- _DATA FOR ANALYSIS_:
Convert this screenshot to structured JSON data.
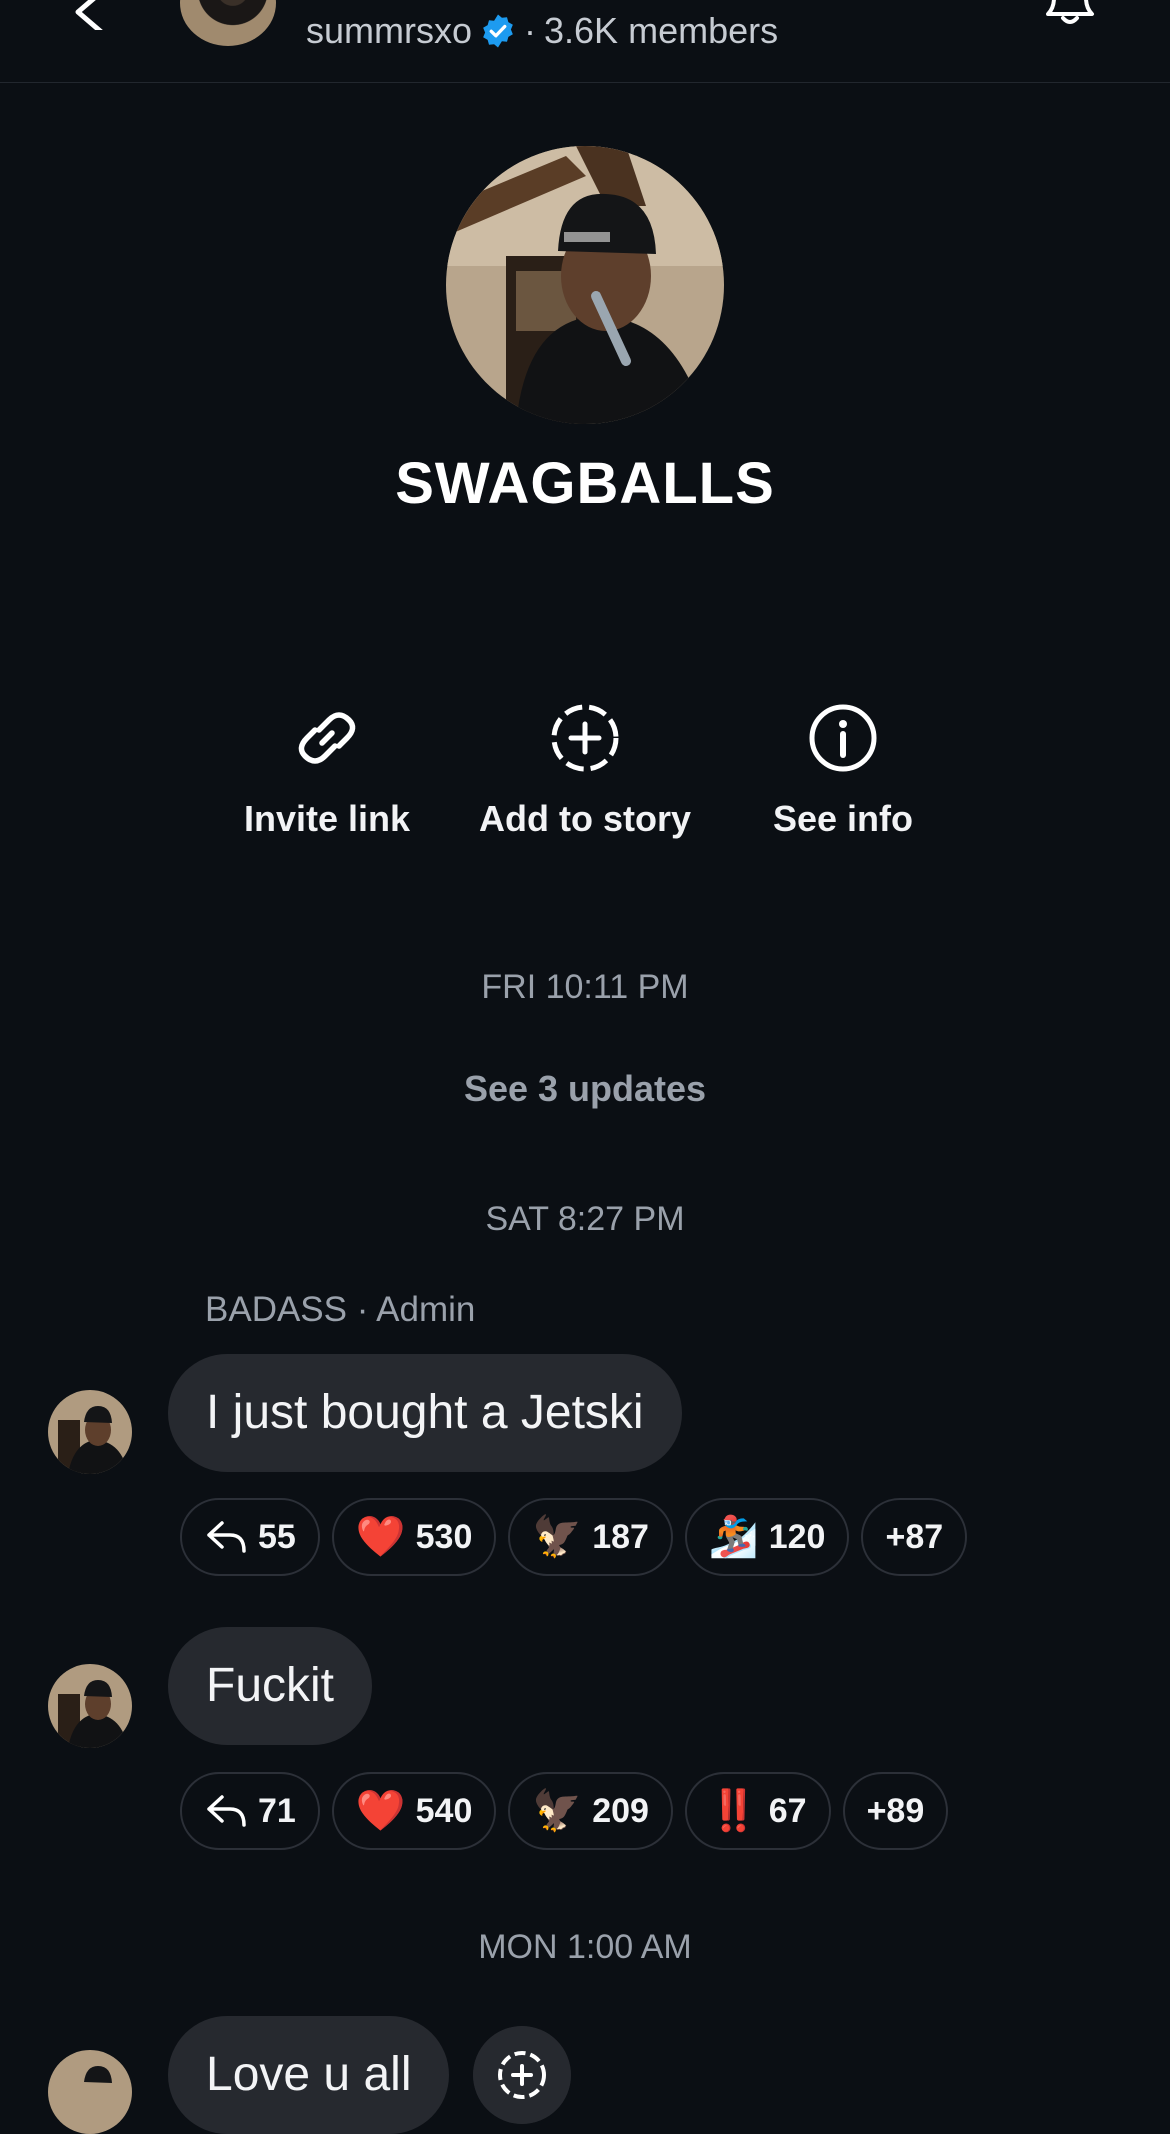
{
  "header": {
    "channel_name": "summrsxo",
    "separator": "·",
    "members": "3.6K members"
  },
  "group": {
    "title": "SWAGBALLS"
  },
  "actions": [
    {
      "label": "Invite link",
      "icon": "link-icon"
    },
    {
      "label": "Add to story",
      "icon": "add-story-icon"
    },
    {
      "label": "See info",
      "icon": "info-icon"
    }
  ],
  "timeline": {
    "ts1": "FRI 10:11 PM",
    "updates": "See 3 updates",
    "ts2": "SAT 8:27 PM",
    "ts3": "MON 1:00 AM"
  },
  "sender": "BADASS · Admin",
  "messages": [
    {
      "text": "I just bought a Jetski",
      "reactions": [
        {
          "icon": "reply-icon",
          "count": "55"
        },
        {
          "emoji": "❤️",
          "count": "530"
        },
        {
          "emoji": "🦅",
          "count": "187"
        },
        {
          "emoji": "🏂",
          "count": "120"
        },
        {
          "count": "+87"
        }
      ]
    },
    {
      "text": "Fuckit",
      "reactions": [
        {
          "icon": "reply-icon",
          "count": "71"
        },
        {
          "emoji": "❤️",
          "count": "540"
        },
        {
          "emoji": "🦅",
          "count": "209"
        },
        {
          "emoji": "‼️",
          "count": "67"
        },
        {
          "count": "+89"
        }
      ]
    },
    {
      "text": "Love u all"
    }
  ],
  "colors": {
    "background": "#0b0f14",
    "bubble": "#26292f",
    "muted_text": "#9aa1ab",
    "verified": "#1d9bf0",
    "heart": "#e0245e"
  }
}
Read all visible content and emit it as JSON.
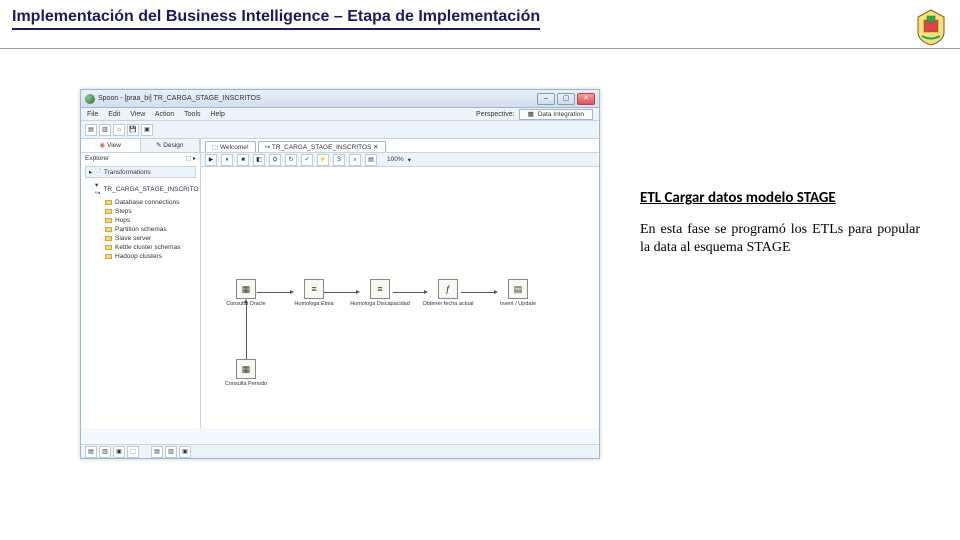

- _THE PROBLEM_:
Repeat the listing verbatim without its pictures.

- _WORKED SOLUTION_:
Convert this screenshot to structured JSON data.
{
  "header": {
    "channel_name": "summrsxo",
    "separator": "·",
    "members": "3.6K members"
  },
  "group": {
    "title": "SWAGBALLS"
  },
  "actions": [
    {
      "label": "Invite link",
      "icon": "link-icon"
    },
    {
      "label": "Add to story",
      "icon": "add-story-icon"
    },
    {
      "label": "See info",
      "icon": "info-icon"
    }
  ],
  "timeline": {
    "ts1": "FRI 10:11 PM",
    "updates": "See 3 updates",
    "ts2": "SAT 8:27 PM",
    "ts3": "MON 1:00 AM"
  },
  "sender": "BADASS · Admin",
  "messages": [
    {
      "text": "I just bought a Jetski",
      "reactions": [
        {
          "icon": "reply-icon",
          "count": "55"
        },
        {
          "emoji": "❤️",
          "count": "530"
        },
        {
          "emoji": "🦅",
          "count": "187"
        },
        {
          "emoji": "🏂",
          "count": "120"
        },
        {
          "count": "+87"
        }
      ]
    },
    {
      "text": "Fuckit",
      "reactions": [
        {
          "icon": "reply-icon",
          "count": "71"
        },
        {
          "emoji": "❤️",
          "count": "540"
        },
        {
          "emoji": "🦅",
          "count": "209"
        },
        {
          "emoji": "‼️",
          "count": "67"
        },
        {
          "count": "+89"
        }
      ]
    },
    {
      "text": "Love u all"
    }
  ],
  "colors": {
    "background": "#0b0f14",
    "bubble": "#26292f",
    "muted_text": "#9aa1ab",
    "verified": "#1d9bf0",
    "heart": "#e0245e"
  }
}
Read all visible content and emit it as JSON.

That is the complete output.